(DATA SHOWN)
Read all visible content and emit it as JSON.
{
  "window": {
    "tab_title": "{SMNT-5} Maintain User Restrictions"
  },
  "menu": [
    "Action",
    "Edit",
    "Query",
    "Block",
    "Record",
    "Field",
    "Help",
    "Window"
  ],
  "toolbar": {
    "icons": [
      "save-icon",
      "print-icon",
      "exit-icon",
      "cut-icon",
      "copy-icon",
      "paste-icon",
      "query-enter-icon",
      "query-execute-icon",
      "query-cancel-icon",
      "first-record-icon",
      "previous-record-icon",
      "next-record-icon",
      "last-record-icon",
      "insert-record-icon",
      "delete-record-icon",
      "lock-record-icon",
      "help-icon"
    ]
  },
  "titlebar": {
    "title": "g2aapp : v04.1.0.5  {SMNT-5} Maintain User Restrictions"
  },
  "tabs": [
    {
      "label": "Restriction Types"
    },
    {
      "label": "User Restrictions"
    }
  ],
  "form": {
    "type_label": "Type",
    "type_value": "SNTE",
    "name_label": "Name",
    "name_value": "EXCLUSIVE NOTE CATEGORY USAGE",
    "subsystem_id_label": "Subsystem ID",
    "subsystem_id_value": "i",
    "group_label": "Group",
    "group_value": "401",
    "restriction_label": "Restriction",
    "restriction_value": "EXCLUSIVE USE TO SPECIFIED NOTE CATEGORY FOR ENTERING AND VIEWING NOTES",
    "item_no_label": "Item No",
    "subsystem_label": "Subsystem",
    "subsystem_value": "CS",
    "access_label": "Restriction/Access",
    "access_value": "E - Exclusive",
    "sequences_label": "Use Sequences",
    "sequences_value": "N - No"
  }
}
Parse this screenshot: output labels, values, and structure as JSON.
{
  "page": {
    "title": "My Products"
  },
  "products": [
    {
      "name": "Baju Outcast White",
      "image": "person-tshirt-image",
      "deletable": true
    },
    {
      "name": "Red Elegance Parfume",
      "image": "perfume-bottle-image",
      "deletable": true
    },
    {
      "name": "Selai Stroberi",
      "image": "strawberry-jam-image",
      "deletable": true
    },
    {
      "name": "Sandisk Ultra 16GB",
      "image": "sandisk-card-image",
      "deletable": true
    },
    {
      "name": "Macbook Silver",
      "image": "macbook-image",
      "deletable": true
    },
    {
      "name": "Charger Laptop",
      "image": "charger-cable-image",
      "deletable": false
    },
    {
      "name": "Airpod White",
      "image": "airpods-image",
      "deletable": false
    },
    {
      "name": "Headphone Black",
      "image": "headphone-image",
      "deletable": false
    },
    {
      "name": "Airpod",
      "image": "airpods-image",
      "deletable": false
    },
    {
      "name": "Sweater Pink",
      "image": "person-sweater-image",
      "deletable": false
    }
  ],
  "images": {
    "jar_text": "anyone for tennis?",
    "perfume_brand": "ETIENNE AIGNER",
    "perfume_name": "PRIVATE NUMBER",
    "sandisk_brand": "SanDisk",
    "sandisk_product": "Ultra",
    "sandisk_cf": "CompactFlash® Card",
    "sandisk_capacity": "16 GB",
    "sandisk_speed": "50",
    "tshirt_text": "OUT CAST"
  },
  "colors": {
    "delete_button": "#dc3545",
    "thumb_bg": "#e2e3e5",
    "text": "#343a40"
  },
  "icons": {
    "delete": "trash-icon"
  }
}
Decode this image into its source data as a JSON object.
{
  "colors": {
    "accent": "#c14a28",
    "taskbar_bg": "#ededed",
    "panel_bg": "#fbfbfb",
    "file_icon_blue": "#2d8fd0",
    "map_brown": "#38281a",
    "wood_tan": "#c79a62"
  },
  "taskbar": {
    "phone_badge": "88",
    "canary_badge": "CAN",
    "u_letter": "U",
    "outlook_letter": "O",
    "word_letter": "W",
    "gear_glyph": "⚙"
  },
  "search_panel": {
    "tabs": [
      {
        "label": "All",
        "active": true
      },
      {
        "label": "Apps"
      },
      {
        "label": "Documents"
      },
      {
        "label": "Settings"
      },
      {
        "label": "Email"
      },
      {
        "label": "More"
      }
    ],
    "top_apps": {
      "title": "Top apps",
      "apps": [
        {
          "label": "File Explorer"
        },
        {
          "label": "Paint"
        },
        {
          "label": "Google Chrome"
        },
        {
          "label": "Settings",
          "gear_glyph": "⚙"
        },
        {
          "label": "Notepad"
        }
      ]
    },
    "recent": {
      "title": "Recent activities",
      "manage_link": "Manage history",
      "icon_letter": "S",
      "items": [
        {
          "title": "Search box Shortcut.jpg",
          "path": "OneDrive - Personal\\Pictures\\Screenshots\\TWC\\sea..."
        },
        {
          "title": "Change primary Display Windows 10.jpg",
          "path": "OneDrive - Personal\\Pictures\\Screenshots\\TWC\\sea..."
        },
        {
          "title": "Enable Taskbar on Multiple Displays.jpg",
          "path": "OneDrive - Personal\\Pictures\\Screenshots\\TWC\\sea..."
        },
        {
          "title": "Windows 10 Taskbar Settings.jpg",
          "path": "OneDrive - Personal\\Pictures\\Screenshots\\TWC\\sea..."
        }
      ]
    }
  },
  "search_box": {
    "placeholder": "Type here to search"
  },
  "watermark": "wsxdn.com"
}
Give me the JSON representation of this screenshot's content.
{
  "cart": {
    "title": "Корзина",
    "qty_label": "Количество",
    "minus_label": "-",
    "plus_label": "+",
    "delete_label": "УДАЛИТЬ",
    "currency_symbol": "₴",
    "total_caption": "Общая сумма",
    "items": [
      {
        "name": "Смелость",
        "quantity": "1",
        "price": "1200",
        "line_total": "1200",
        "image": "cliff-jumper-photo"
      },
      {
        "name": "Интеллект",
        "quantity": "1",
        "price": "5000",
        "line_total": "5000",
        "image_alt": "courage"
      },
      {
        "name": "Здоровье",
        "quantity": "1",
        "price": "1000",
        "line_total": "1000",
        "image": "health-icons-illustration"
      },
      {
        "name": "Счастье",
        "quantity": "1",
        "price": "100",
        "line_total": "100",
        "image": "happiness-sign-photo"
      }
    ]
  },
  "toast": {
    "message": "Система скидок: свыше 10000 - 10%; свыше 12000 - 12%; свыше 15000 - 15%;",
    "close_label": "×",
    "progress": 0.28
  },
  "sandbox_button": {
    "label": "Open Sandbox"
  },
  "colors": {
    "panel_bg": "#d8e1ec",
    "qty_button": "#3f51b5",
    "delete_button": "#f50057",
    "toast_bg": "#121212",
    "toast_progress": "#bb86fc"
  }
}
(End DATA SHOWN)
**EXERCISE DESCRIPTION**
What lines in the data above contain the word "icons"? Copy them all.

**RESPONSE**
    "icons": [
  "icons": {
        "image": "health-icons-illustration"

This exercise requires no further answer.